What you have to do
From the records below, work out how many lines contain "image". Reply with that number alone.

- Opening Delimiter -

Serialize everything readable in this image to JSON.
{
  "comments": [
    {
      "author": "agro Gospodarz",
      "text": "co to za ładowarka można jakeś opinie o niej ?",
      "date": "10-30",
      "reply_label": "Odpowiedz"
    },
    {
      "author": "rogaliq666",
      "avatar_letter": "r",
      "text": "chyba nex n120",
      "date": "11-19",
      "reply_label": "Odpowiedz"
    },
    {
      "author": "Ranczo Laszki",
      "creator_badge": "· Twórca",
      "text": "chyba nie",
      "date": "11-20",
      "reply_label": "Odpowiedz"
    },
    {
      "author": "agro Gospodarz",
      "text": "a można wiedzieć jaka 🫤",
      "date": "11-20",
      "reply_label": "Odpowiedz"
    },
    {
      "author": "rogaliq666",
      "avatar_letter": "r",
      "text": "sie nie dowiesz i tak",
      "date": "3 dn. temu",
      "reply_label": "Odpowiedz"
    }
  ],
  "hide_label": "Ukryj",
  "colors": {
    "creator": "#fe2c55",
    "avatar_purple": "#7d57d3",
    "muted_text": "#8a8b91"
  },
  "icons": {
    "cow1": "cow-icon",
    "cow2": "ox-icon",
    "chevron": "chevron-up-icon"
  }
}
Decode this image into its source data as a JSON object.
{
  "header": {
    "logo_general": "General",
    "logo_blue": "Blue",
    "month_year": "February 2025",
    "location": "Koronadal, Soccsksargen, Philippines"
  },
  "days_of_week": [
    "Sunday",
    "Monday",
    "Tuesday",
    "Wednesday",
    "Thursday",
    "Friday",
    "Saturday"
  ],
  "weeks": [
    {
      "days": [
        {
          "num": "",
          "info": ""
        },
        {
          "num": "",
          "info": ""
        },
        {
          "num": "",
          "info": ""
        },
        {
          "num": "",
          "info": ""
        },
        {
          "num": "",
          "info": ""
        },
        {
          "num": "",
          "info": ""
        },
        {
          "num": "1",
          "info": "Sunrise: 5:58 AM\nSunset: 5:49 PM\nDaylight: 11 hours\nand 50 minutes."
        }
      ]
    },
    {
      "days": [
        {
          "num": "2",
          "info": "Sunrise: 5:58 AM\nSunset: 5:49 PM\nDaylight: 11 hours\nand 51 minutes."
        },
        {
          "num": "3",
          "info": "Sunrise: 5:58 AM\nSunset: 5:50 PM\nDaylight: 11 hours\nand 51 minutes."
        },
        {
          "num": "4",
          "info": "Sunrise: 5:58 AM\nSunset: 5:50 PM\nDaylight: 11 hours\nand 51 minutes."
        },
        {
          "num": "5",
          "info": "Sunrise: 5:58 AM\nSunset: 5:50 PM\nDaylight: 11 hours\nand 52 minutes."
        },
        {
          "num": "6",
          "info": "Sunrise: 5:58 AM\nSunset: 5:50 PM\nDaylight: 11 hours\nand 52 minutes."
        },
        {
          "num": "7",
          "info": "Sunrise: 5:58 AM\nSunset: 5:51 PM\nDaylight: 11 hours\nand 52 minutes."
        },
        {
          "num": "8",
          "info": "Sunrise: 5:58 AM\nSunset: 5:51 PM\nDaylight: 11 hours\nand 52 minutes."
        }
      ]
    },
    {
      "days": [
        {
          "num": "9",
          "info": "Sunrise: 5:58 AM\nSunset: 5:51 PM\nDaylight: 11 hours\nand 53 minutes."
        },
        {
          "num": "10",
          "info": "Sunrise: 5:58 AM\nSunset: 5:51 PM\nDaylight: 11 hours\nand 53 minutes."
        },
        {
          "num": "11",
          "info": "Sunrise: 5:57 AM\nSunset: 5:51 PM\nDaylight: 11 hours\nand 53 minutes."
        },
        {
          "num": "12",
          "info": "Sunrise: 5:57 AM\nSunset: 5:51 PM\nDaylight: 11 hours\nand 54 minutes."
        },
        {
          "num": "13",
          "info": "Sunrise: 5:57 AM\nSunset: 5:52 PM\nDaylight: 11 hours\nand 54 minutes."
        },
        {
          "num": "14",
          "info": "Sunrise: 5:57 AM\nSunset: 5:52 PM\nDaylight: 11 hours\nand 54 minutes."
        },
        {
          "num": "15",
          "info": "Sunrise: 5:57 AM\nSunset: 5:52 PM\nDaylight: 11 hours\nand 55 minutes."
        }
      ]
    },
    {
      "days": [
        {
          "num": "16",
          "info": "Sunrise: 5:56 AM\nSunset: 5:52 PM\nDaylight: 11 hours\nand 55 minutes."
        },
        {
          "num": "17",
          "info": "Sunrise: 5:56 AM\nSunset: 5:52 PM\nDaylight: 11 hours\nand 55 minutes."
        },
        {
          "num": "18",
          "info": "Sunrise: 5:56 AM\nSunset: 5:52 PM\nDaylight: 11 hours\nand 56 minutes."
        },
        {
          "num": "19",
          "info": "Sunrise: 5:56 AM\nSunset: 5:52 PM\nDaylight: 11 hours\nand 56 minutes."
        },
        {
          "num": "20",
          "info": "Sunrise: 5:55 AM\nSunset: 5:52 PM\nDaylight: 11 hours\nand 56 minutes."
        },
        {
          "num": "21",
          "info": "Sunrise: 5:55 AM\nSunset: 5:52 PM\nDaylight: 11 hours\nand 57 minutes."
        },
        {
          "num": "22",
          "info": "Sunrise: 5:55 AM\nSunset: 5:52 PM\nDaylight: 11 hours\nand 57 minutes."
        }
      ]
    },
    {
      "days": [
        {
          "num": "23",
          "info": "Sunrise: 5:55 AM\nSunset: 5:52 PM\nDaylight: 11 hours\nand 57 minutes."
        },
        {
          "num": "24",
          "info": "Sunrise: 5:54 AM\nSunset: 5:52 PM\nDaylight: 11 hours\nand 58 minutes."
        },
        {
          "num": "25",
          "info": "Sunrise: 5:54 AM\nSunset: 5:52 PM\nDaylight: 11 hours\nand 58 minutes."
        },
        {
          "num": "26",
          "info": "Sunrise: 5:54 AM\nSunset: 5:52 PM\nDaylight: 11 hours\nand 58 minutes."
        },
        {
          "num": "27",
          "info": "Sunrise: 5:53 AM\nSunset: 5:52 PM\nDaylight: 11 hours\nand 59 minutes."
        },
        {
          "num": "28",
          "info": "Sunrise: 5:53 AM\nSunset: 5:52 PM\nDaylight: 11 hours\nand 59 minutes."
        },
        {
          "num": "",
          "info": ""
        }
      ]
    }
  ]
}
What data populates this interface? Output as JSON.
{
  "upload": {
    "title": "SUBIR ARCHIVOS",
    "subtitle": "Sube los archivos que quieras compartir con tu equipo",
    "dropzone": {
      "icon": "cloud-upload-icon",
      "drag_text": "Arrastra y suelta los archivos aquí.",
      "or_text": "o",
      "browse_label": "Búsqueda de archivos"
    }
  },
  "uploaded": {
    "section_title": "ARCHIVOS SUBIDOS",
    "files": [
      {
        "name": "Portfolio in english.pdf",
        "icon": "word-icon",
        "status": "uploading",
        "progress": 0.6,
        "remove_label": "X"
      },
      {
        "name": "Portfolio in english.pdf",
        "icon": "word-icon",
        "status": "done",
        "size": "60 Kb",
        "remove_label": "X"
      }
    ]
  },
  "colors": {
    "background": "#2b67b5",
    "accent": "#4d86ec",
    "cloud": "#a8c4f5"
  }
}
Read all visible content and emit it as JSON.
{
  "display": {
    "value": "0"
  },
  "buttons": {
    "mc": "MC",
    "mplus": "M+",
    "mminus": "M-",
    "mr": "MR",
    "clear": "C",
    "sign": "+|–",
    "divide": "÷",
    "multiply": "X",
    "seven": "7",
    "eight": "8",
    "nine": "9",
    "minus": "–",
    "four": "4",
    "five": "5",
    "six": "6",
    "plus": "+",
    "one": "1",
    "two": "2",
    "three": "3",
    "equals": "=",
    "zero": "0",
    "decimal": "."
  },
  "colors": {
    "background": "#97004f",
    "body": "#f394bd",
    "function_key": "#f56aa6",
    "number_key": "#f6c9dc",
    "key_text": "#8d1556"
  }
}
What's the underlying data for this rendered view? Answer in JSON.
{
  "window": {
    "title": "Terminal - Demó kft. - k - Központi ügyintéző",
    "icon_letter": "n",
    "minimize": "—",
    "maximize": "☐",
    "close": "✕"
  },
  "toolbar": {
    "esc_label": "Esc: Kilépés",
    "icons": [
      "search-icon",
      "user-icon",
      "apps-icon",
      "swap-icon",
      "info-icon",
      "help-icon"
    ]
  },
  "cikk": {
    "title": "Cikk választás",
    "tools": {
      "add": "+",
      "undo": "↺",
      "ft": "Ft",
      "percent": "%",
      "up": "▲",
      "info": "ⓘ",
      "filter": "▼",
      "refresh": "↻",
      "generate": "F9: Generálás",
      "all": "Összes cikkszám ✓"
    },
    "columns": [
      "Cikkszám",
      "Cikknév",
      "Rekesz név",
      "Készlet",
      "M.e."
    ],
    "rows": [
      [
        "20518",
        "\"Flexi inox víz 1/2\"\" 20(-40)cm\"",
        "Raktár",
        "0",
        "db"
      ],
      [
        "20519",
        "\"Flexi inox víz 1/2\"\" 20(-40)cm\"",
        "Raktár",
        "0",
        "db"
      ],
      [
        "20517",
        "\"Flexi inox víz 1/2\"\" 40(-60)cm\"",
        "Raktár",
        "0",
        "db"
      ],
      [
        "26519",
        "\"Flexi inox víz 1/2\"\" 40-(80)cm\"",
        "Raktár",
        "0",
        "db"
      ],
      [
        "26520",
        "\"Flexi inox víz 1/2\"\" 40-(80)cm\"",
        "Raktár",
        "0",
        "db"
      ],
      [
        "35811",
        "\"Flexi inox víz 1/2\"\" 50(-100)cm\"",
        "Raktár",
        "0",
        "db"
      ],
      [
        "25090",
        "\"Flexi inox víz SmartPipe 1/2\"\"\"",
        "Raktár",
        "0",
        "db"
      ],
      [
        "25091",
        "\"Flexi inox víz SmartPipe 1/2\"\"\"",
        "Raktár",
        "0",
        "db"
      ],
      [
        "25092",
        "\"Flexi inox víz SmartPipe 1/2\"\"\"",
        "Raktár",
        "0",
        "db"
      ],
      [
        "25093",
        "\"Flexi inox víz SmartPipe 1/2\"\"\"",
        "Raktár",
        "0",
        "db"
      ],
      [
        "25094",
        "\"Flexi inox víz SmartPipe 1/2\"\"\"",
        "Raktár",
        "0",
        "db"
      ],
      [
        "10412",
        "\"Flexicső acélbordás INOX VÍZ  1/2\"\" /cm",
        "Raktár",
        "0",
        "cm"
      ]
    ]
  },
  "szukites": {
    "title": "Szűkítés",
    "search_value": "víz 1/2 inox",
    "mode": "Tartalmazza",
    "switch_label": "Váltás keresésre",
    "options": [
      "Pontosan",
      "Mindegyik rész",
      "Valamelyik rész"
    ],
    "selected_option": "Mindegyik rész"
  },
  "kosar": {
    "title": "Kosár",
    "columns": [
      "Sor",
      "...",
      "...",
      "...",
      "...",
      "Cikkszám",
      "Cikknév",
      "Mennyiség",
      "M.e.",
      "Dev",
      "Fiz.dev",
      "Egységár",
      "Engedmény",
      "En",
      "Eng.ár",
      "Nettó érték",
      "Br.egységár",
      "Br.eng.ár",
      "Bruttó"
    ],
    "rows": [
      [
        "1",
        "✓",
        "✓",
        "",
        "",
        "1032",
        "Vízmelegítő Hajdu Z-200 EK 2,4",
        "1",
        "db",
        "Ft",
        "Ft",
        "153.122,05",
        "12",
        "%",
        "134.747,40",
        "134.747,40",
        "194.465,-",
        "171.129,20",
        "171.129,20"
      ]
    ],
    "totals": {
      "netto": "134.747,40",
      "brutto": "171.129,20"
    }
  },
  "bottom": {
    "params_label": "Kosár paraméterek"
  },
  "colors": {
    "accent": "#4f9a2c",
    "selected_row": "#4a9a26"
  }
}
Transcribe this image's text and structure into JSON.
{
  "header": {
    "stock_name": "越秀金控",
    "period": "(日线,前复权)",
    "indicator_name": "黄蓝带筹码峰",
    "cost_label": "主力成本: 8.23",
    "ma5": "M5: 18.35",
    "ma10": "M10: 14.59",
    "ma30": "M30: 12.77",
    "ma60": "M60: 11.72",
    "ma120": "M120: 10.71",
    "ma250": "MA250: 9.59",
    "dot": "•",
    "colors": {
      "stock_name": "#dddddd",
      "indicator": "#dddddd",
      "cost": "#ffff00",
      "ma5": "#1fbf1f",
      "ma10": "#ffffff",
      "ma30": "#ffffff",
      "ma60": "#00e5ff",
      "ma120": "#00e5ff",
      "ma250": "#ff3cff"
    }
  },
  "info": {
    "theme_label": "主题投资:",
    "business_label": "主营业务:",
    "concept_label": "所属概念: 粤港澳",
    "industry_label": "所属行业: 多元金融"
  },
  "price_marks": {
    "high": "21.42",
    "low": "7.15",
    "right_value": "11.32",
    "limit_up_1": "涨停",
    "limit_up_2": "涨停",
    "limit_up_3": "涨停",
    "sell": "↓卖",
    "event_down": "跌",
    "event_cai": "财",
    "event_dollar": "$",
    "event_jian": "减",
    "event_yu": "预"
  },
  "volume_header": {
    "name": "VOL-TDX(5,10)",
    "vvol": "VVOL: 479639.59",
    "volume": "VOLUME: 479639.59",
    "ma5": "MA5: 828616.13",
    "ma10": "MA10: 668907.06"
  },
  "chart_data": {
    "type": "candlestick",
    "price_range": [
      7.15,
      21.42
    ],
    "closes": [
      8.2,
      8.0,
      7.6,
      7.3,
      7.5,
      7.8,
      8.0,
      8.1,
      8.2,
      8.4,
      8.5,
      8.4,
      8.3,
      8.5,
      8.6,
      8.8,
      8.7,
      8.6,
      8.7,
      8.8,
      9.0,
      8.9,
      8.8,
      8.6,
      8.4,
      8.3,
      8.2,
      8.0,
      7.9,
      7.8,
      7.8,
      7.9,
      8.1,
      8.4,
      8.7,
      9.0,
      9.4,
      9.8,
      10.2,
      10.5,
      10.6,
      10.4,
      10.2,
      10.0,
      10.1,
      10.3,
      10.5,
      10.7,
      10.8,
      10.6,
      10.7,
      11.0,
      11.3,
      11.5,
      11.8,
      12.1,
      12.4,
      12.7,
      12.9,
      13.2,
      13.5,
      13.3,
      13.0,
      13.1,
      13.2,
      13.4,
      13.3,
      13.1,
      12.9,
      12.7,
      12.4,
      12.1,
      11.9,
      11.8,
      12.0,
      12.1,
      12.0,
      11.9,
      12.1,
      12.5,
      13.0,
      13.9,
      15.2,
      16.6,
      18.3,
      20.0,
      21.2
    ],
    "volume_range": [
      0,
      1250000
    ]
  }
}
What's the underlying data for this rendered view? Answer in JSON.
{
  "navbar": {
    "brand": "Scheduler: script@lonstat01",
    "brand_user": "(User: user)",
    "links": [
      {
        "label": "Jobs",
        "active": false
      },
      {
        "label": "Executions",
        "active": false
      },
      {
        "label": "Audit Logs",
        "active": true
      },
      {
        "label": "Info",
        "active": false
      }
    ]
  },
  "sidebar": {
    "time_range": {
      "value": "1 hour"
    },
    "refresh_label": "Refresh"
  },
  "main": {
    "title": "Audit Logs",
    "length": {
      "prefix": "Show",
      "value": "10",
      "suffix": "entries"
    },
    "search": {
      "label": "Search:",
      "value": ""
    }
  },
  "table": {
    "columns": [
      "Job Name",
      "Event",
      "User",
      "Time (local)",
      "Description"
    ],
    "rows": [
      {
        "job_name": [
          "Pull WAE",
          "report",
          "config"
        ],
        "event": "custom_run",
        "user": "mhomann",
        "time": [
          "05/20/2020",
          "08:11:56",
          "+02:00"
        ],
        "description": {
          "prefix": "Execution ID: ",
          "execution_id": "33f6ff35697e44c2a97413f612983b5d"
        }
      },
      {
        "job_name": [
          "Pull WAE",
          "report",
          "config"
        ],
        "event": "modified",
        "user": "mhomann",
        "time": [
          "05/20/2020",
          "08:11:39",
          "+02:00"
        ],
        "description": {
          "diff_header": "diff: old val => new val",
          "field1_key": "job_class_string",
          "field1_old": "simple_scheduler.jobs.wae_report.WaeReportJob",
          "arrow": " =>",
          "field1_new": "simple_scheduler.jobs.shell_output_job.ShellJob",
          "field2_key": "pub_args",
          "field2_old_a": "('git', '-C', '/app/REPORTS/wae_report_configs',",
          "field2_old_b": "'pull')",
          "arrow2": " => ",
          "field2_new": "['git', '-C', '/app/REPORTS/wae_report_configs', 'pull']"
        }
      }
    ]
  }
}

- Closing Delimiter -

Answer to this task
3